Web page and app entries:
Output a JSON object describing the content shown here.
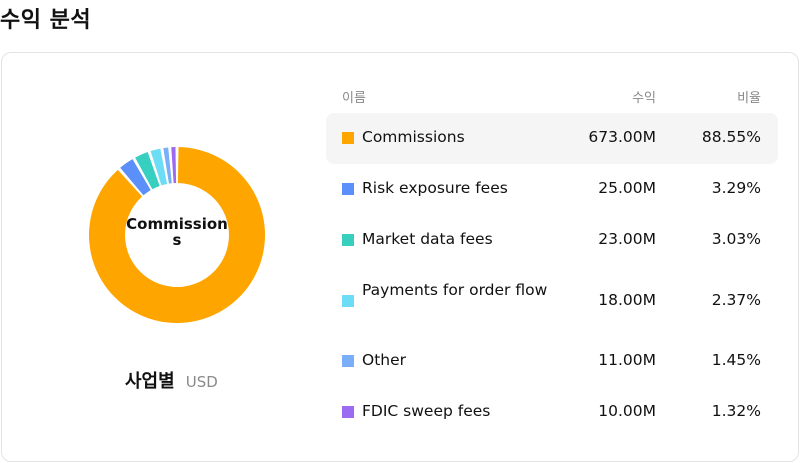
{
  "page": {
    "title": "수익 분석"
  },
  "chart": {
    "center_label": "Commissions",
    "footer_label": "사업별",
    "footer_unit": "USD"
  },
  "table": {
    "headers": {
      "name": "이름",
      "revenue": "수익",
      "percent": "비율"
    },
    "rows": [
      {
        "name": "Commissions",
        "revenue": "673.00M",
        "percent": "88.55%",
        "color": "#FFA500"
      },
      {
        "name": "Risk exposure fees",
        "revenue": "25.00M",
        "percent": "3.29%",
        "color": "#5B8FF9"
      },
      {
        "name": "Market data fees",
        "revenue": "23.00M",
        "percent": "3.03%",
        "color": "#36CFC0"
      },
      {
        "name": "Payments for order flow",
        "revenue": "18.00M",
        "percent": "2.37%",
        "color": "#6DDCF5"
      },
      {
        "name": "Other",
        "revenue": "11.00M",
        "percent": "1.45%",
        "color": "#7BAEF8"
      },
      {
        "name": "FDIC sweep fees",
        "revenue": "10.00M",
        "percent": "1.32%",
        "color": "#9B6BF2"
      }
    ]
  },
  "chart_data": {
    "type": "pie",
    "categories": [
      "Commissions",
      "Risk exposure fees",
      "Market data fees",
      "Payments for order flow",
      "Other",
      "FDIC sweep fees"
    ],
    "values": [
      673,
      25,
      23,
      18,
      11,
      10
    ],
    "percent": [
      88.55,
      3.29,
      3.03,
      2.37,
      1.45,
      1.32
    ],
    "colors": [
      "#FFA500",
      "#5B8FF9",
      "#36CFC0",
      "#6DDCF5",
      "#7BAEF8",
      "#9B6BF2"
    ],
    "title": "",
    "legend": "right"
  }
}
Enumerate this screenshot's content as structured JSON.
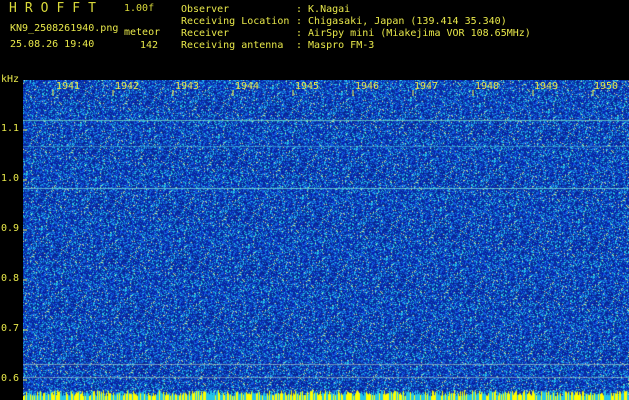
{
  "header": {
    "app_title": "HROFFT",
    "version": "1.00f",
    "filename": "KN9_2508261940.png",
    "mode": "meteor",
    "datetime": "25.08.26 19:40",
    "count": "142"
  },
  "info": [
    {
      "label": "Observer",
      "value": ": K.Nagai"
    },
    {
      "label": "Receiving Location",
      "value": ": Chigasaki, Japan (139.414 35.340)"
    },
    {
      "label": "Receiver",
      "value": ": AirSpy mini (Miakejima VOR 108.65MHz)"
    },
    {
      "label": "Receiving antenna",
      "value": ": Maspro FM-3"
    }
  ],
  "axis": {
    "unit": "kHz",
    "y_labels": [
      "1.1",
      "1.0",
      "0.9",
      "0.8",
      "0.7",
      "0.6"
    ],
    "x_labels": [
      "1941",
      "1942",
      "1943",
      "1944",
      "1945",
      "1946",
      "1947",
      "1948",
      "1949",
      "1950"
    ]
  },
  "colors": {
    "text": "#e8e84a",
    "background": "#000000",
    "waterfall_base": "#0a1a9a",
    "waterfall_hot": "#29e0e8",
    "bottom_strip": "#ffff00"
  }
}
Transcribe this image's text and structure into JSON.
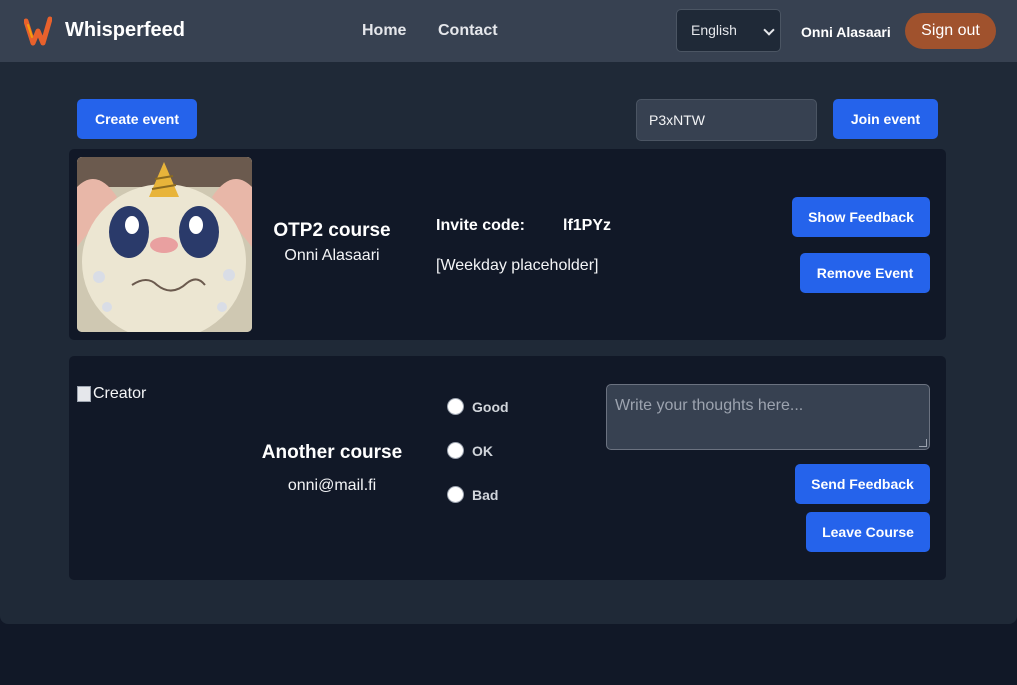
{
  "header": {
    "brand": "Whisperfeed",
    "logo_icon": "whisperfeed-logo",
    "nav": [
      {
        "label": "Home"
      },
      {
        "label": "Contact"
      }
    ],
    "language": {
      "selected": "English"
    },
    "user_name": "Onni Alasaari",
    "signout_label": "Sign out"
  },
  "toolbar": {
    "create_label": "Create event",
    "join_value": "P3xNTW",
    "join_label": "Join event"
  },
  "events": [
    {
      "title": "OTP2 course",
      "owner": "Onni Alasaari",
      "invite_label": "Invite code:",
      "invite_code": "lf1PYz",
      "weekday": "[Weekday placeholder]",
      "show_feedback_label": "Show Feedback",
      "remove_label": "Remove Event"
    },
    {
      "image_alt": "Creator",
      "title": "Another course",
      "owner": "onni@mail.fi",
      "ratings": [
        {
          "label": "Good"
        },
        {
          "label": "OK"
        },
        {
          "label": "Bad"
        }
      ],
      "thoughts_placeholder": "Write your thoughts here...",
      "send_label": "Send Feedback",
      "leave_label": "Leave Course"
    }
  ],
  "colors": {
    "accent": "#2563eb",
    "signout": "#a0522d",
    "header_bg": "#374151",
    "panel_bg": "#1f2937",
    "card_bg": "#111827"
  }
}
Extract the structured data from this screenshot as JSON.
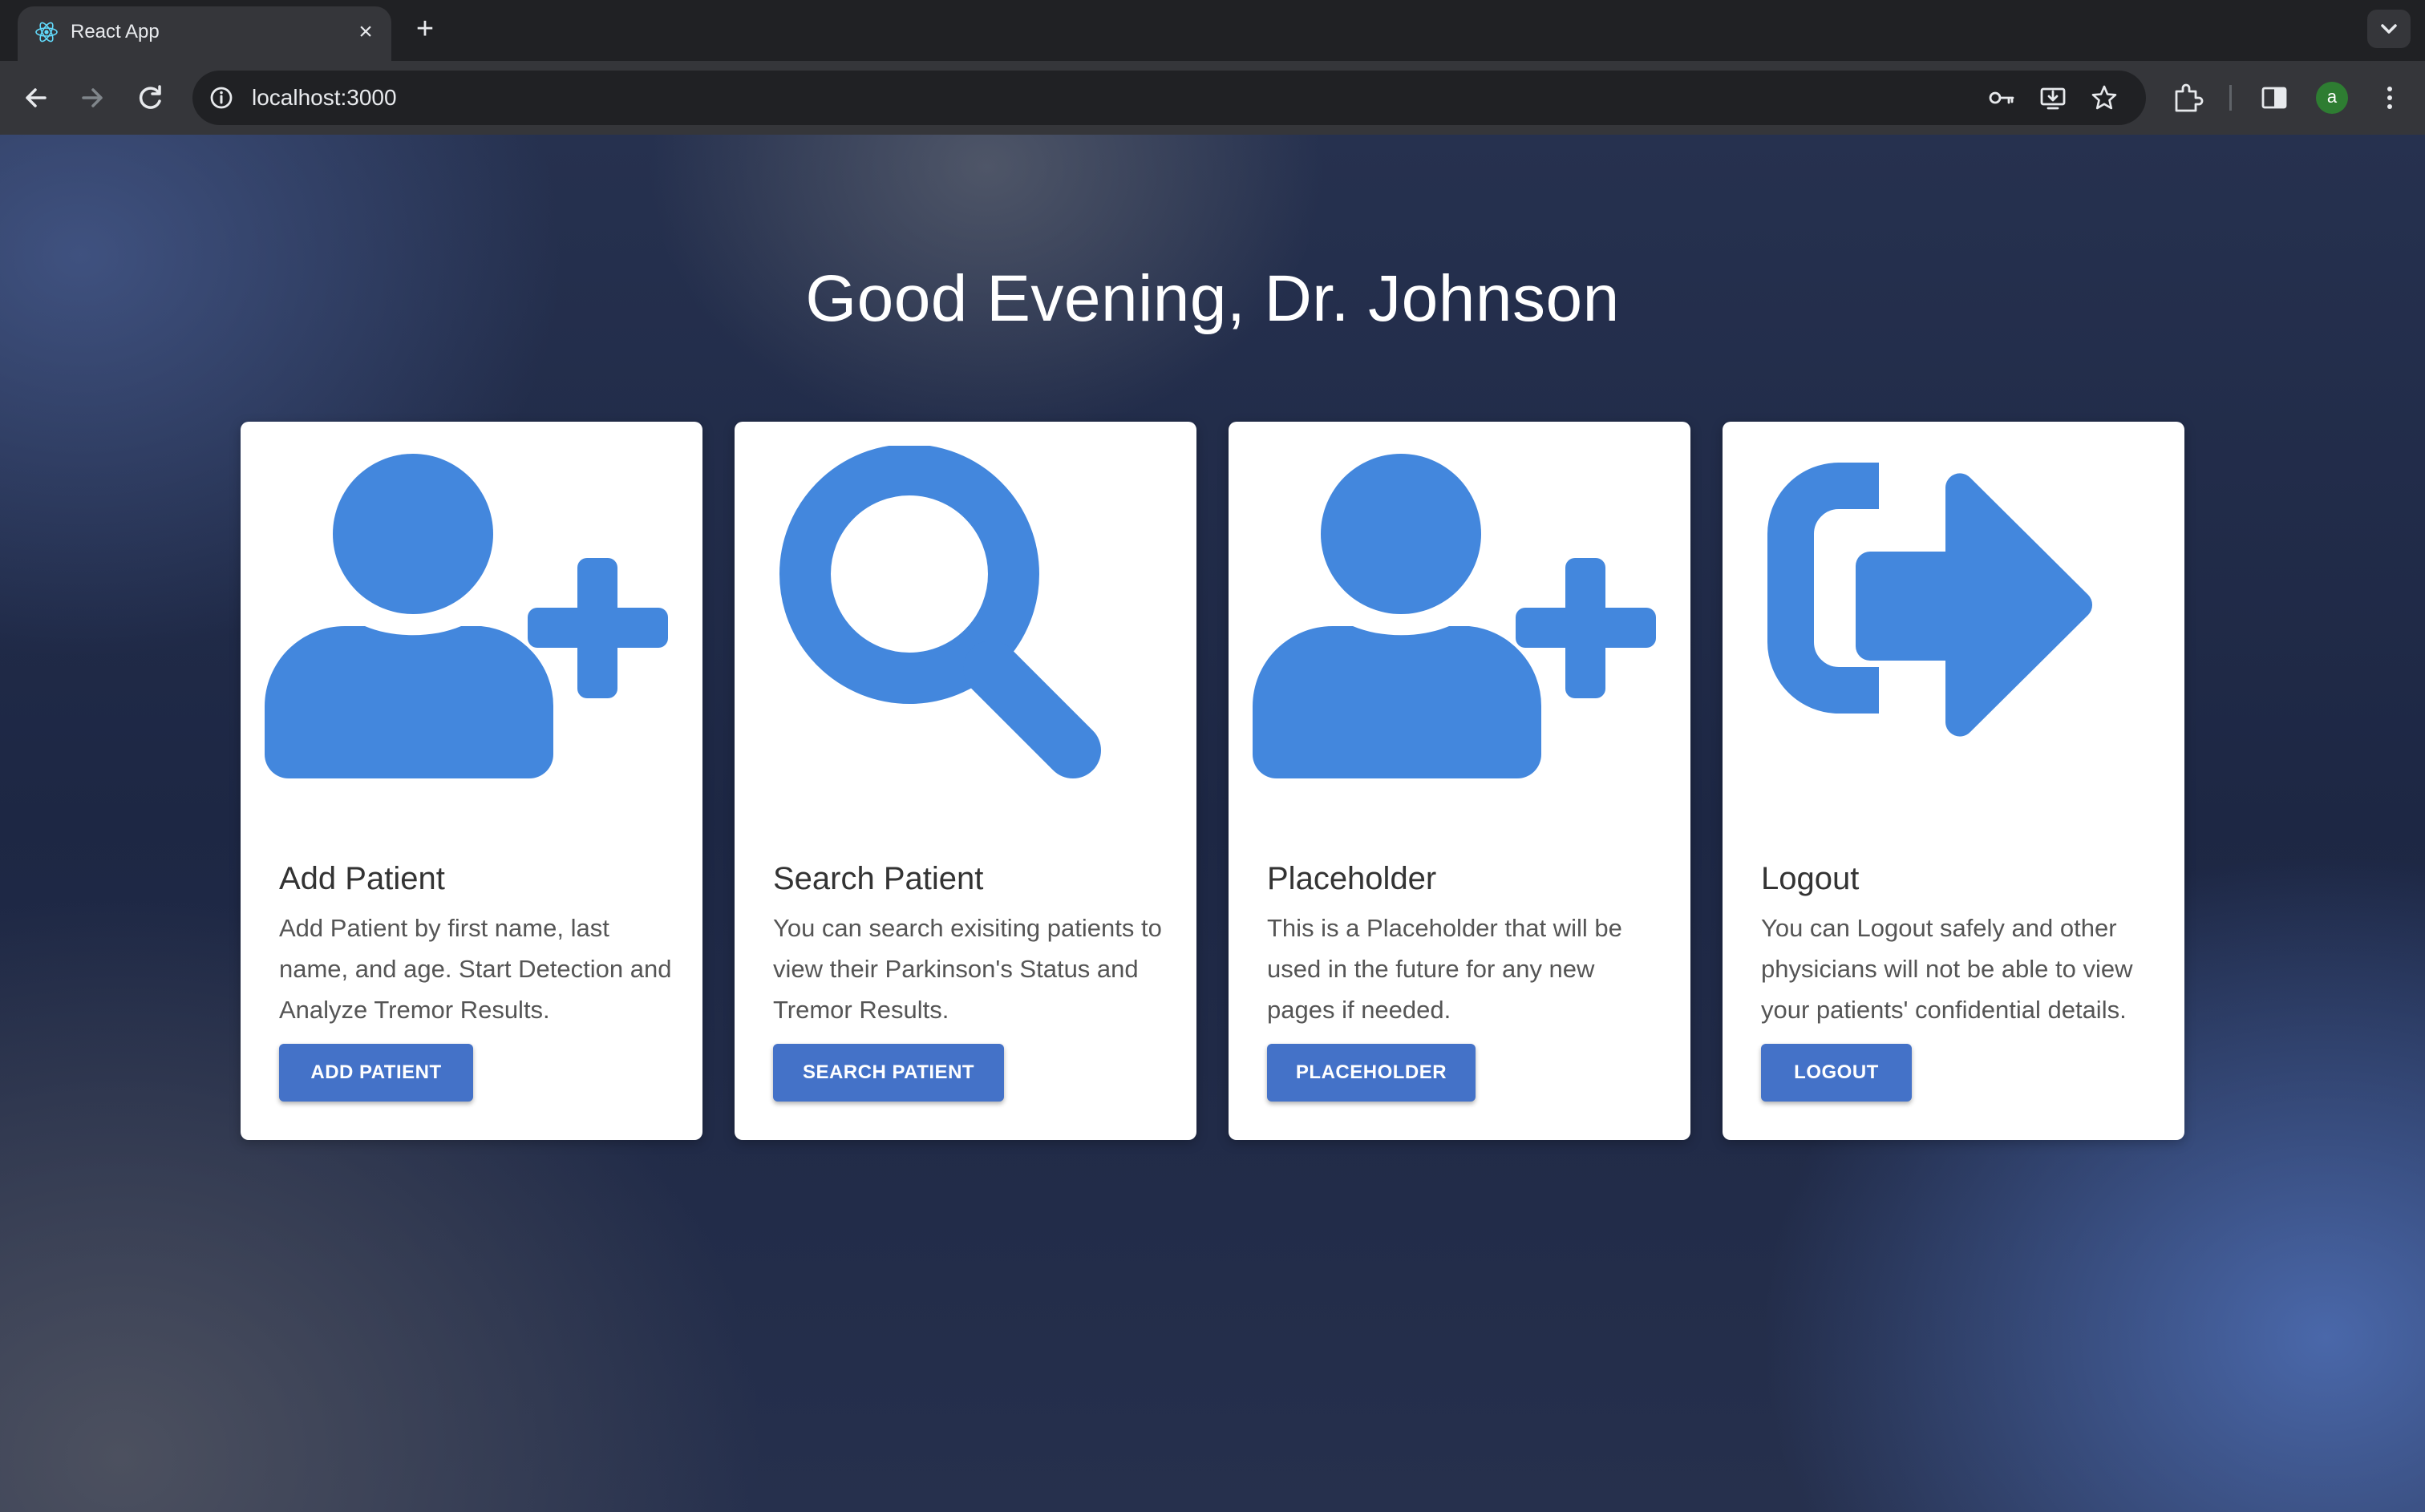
{
  "browser": {
    "tab_title": "React App",
    "close_glyph": "×",
    "new_tab_glyph": "+",
    "url": "localhost:3000",
    "avatar_letter": "a"
  },
  "page": {
    "greeting": "Good Evening, Dr. Johnson"
  },
  "cards": [
    {
      "icon": "user-plus-icon",
      "title": "Add Patient",
      "description": "Add Patient by first name, last name, and age. Start Detection and Analyze Tremor Results.",
      "button": "ADD PATIENT"
    },
    {
      "icon": "search-icon",
      "title": "Search Patient",
      "description": "You can search exisiting patients to view their Parkinson's Status and Tremor Results.",
      "button": "SEARCH PATIENT"
    },
    {
      "icon": "user-plus-icon",
      "title": "Placeholder",
      "description": "This is a Placeholder that will be used in the future for any new pages if needed.",
      "button": "PLACEHOLDER"
    },
    {
      "icon": "logout-icon",
      "title": "Logout",
      "description": "You can Logout safely and other physicians will not be able to view your patients' confidential details.",
      "button": "LOGOUT"
    }
  ],
  "colors": {
    "icon_blue": "#4387dd",
    "button_blue": "#4472c8",
    "browser_dark": "#202124",
    "toolbar": "#35363a"
  }
}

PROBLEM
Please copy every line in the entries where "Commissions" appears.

OUTPUT FOR THIS EXERCISE
    "center_label": "Commissions",
        "name": "Commissions",
      "Commissions",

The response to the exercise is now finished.